Directions —
Count how many lines in this material contain "icon". The answer is that number alone.

Input material —
Segment Open
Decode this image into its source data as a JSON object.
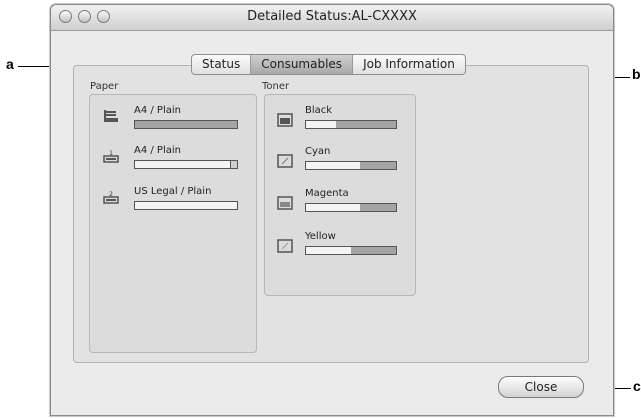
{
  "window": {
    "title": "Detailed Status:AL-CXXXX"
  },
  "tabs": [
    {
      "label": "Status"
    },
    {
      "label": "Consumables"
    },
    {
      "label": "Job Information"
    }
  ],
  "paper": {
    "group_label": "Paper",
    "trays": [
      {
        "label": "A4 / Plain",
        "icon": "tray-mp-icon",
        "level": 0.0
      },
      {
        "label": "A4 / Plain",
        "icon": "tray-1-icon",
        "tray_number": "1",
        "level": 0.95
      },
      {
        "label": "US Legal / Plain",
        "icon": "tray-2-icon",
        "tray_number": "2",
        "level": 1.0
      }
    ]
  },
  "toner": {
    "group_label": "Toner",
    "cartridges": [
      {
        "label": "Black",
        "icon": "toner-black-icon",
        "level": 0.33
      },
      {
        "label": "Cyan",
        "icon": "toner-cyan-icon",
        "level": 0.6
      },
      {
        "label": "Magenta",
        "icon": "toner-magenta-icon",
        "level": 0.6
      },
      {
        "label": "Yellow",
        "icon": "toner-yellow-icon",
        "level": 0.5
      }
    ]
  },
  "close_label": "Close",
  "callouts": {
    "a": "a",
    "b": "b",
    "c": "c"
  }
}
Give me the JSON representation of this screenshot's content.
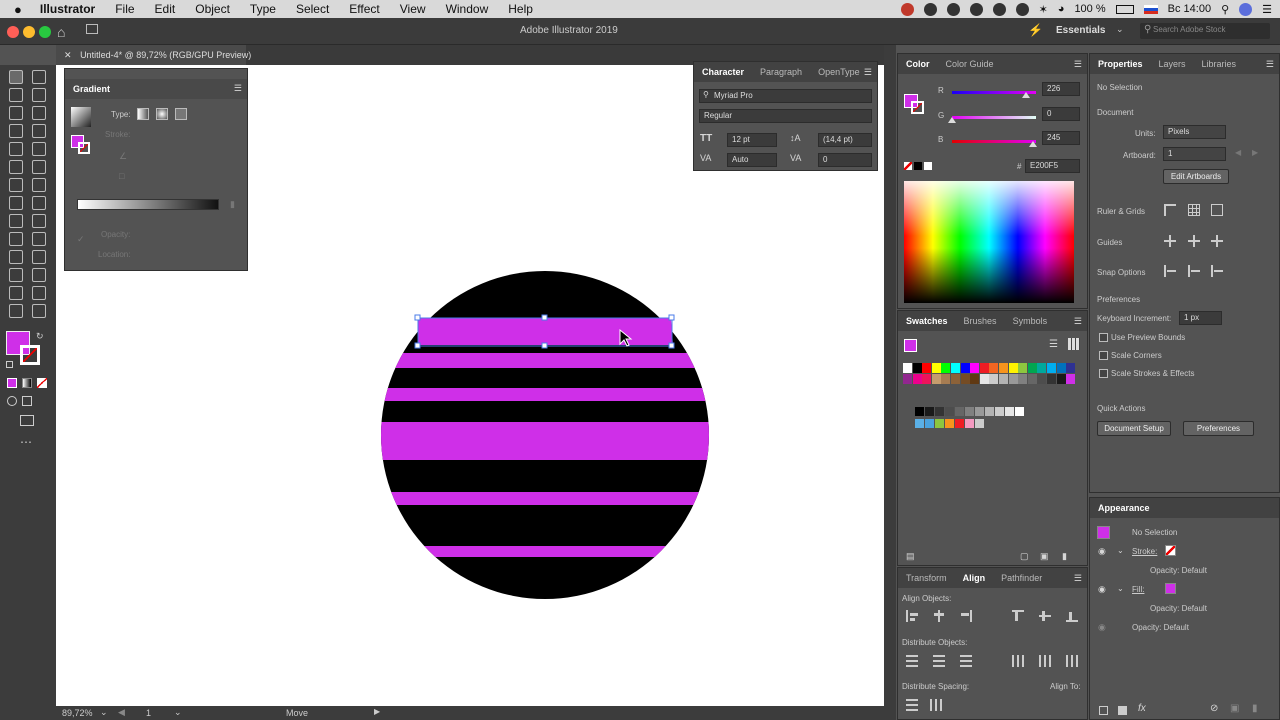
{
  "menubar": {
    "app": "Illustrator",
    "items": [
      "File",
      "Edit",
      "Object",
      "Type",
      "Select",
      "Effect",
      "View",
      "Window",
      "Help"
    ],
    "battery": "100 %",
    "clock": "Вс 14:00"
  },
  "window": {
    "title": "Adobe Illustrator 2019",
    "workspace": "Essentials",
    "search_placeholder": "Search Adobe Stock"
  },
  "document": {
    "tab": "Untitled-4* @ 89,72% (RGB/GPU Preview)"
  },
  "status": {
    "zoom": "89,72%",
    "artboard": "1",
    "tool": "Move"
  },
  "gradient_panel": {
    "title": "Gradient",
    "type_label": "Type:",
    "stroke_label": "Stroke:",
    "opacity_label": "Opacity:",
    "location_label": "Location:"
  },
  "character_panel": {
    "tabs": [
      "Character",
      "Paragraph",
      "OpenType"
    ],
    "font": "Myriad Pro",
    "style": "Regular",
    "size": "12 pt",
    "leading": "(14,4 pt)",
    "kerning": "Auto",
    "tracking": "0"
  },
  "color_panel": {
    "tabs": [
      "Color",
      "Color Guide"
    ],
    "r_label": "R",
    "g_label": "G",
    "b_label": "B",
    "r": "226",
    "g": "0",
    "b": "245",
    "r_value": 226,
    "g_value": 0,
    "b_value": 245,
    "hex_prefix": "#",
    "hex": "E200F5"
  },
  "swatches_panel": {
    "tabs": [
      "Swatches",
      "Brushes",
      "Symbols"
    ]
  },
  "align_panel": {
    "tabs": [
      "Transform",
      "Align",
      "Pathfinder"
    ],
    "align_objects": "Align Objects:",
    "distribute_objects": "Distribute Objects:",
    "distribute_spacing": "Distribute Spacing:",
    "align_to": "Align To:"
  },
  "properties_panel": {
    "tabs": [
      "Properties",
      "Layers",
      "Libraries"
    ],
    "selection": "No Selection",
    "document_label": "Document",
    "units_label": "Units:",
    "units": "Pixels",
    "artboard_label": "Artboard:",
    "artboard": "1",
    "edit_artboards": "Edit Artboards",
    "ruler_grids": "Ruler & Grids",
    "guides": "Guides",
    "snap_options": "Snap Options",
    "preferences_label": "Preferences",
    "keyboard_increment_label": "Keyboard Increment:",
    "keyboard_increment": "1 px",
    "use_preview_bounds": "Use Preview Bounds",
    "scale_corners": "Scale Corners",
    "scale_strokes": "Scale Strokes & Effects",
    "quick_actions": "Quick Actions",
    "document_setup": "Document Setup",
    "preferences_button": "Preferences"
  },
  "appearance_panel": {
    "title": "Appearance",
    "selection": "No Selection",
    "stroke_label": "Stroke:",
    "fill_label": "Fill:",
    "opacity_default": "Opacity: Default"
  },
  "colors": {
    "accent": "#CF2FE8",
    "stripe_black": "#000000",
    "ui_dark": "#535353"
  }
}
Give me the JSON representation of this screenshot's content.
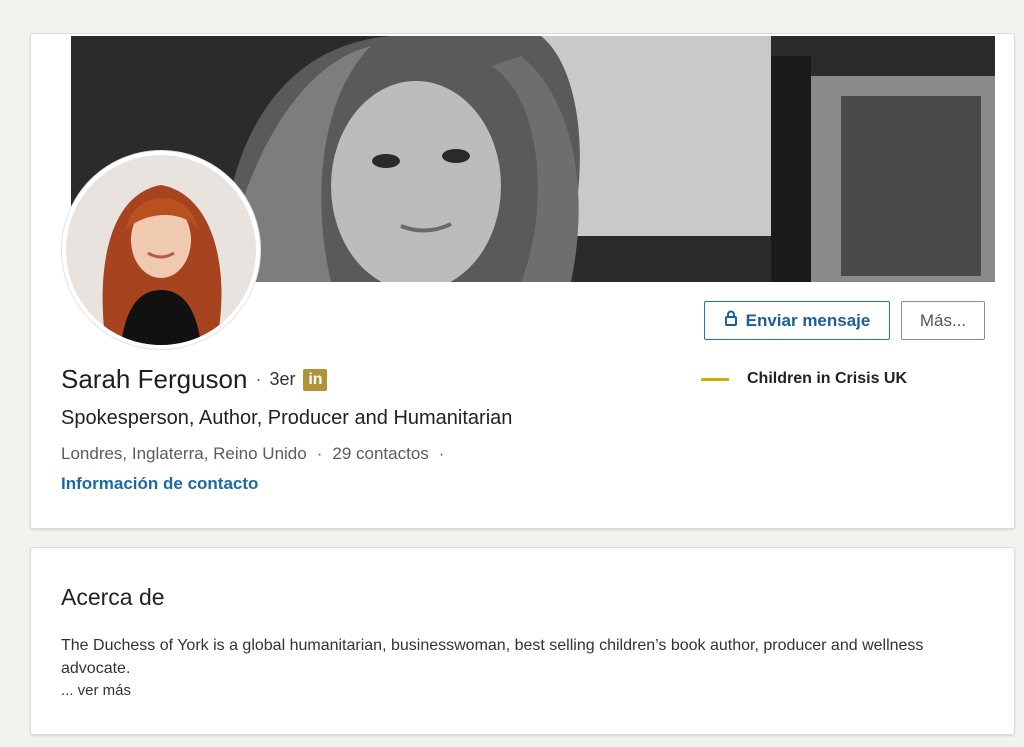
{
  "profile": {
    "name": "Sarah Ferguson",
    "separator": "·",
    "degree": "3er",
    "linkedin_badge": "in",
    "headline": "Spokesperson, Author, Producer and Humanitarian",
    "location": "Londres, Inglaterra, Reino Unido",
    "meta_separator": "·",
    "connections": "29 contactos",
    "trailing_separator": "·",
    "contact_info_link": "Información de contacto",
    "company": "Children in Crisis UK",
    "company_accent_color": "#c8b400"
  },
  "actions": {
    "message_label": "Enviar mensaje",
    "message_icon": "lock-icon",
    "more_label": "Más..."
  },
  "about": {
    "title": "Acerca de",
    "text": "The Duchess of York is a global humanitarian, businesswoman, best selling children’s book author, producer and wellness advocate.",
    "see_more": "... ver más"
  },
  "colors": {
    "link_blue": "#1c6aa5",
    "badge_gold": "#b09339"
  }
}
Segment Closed
Output —
8